■ TASK REQUIREMENTS ■
Restate all of the entries exactly, dropping any pictures they hold.

PROVIDED DATA below:

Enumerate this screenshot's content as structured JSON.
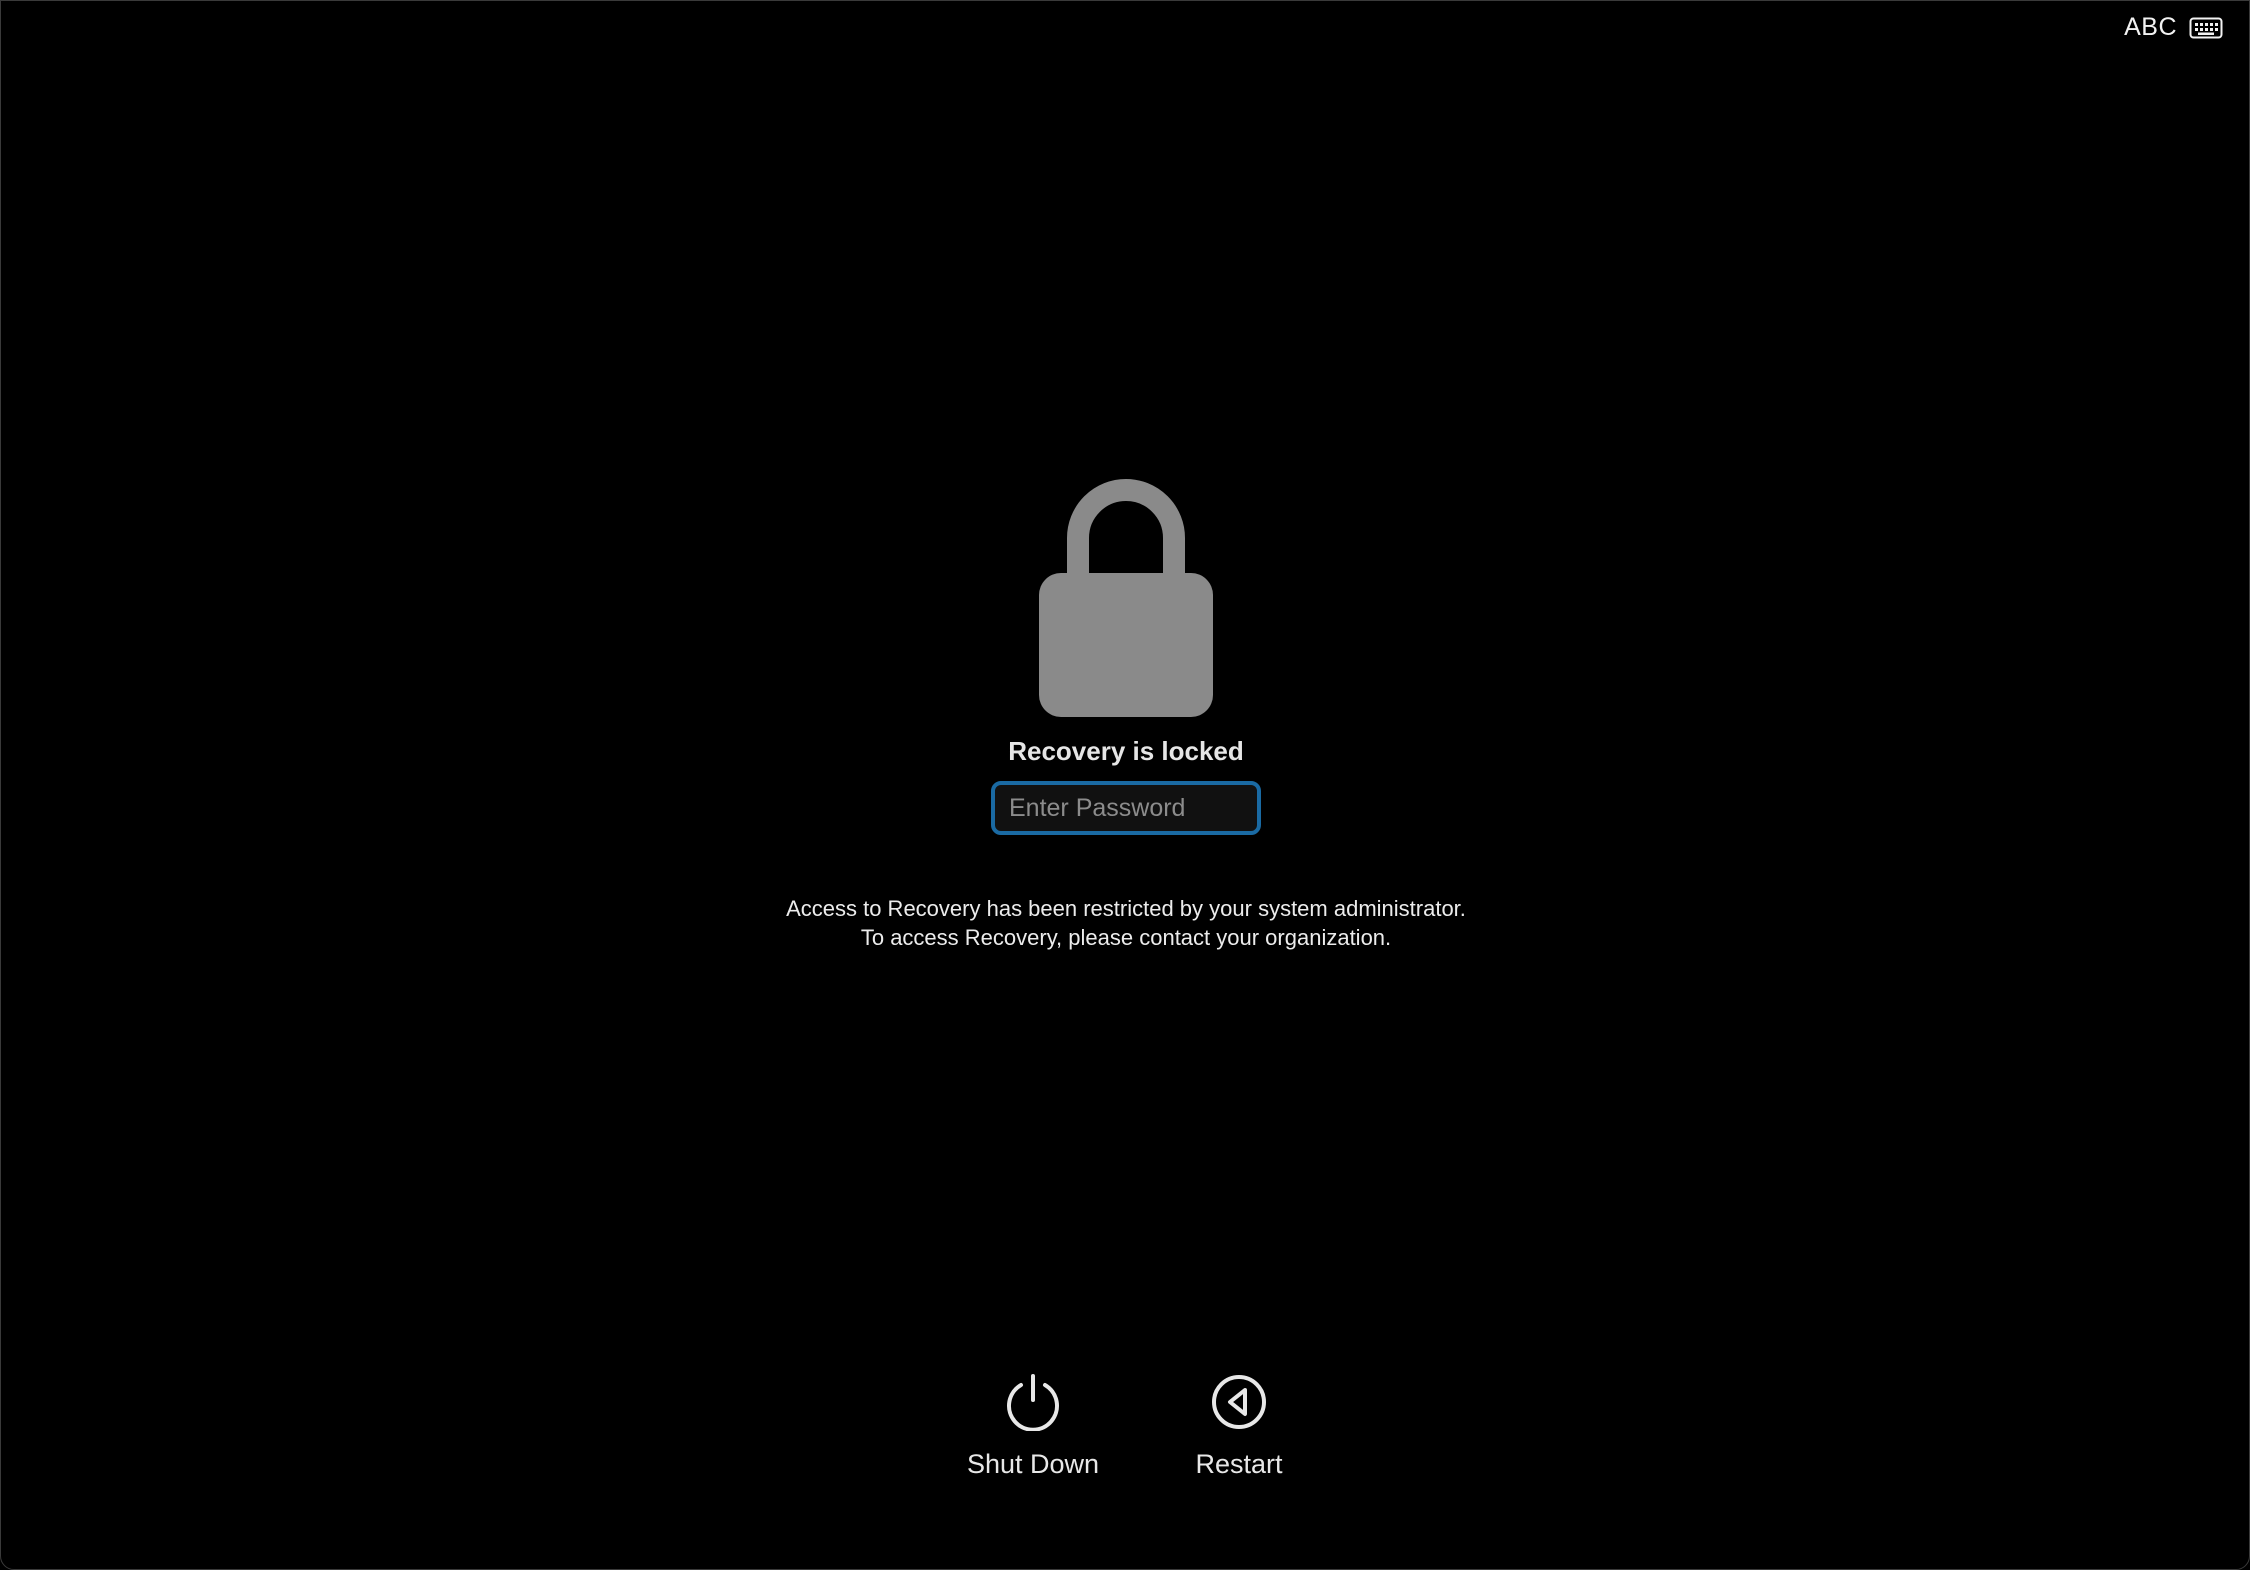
{
  "input_menu": {
    "label": "ABC",
    "icon": "keyboard-icon"
  },
  "lock": {
    "icon": "lock-icon",
    "color": "#8a8a8a"
  },
  "title": "Recovery is locked",
  "password": {
    "placeholder": "Enter Password",
    "value": "",
    "focus_color": "#1a6aa3"
  },
  "message": {
    "line1": "Access to Recovery has been restricted by your system administrator.",
    "line2": "To access Recovery, please contact your organization."
  },
  "actions": {
    "shutdown": {
      "label": "Shut Down",
      "icon": "power-icon"
    },
    "restart": {
      "label": "Restart",
      "icon": "restart-icon"
    }
  }
}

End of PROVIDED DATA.

■ OUTPUT BELOW ■
Enumerate this screenshot's content as structured JSON.
{
  "input_menu": {
    "label": "ABC",
    "icon": "keyboard-icon"
  },
  "lock": {
    "icon": "lock-icon",
    "color": "#8a8a8a"
  },
  "title": "Recovery is locked",
  "password": {
    "placeholder": "Enter Password",
    "value": "",
    "focus_color": "#1a6aa3"
  },
  "message": {
    "line1": "Access to Recovery has been restricted by your system administrator.",
    "line2": "To access Recovery, please contact your organization."
  },
  "actions": {
    "shutdown": {
      "label": "Shut Down",
      "icon": "power-icon"
    },
    "restart": {
      "label": "Restart",
      "icon": "restart-icon"
    }
  }
}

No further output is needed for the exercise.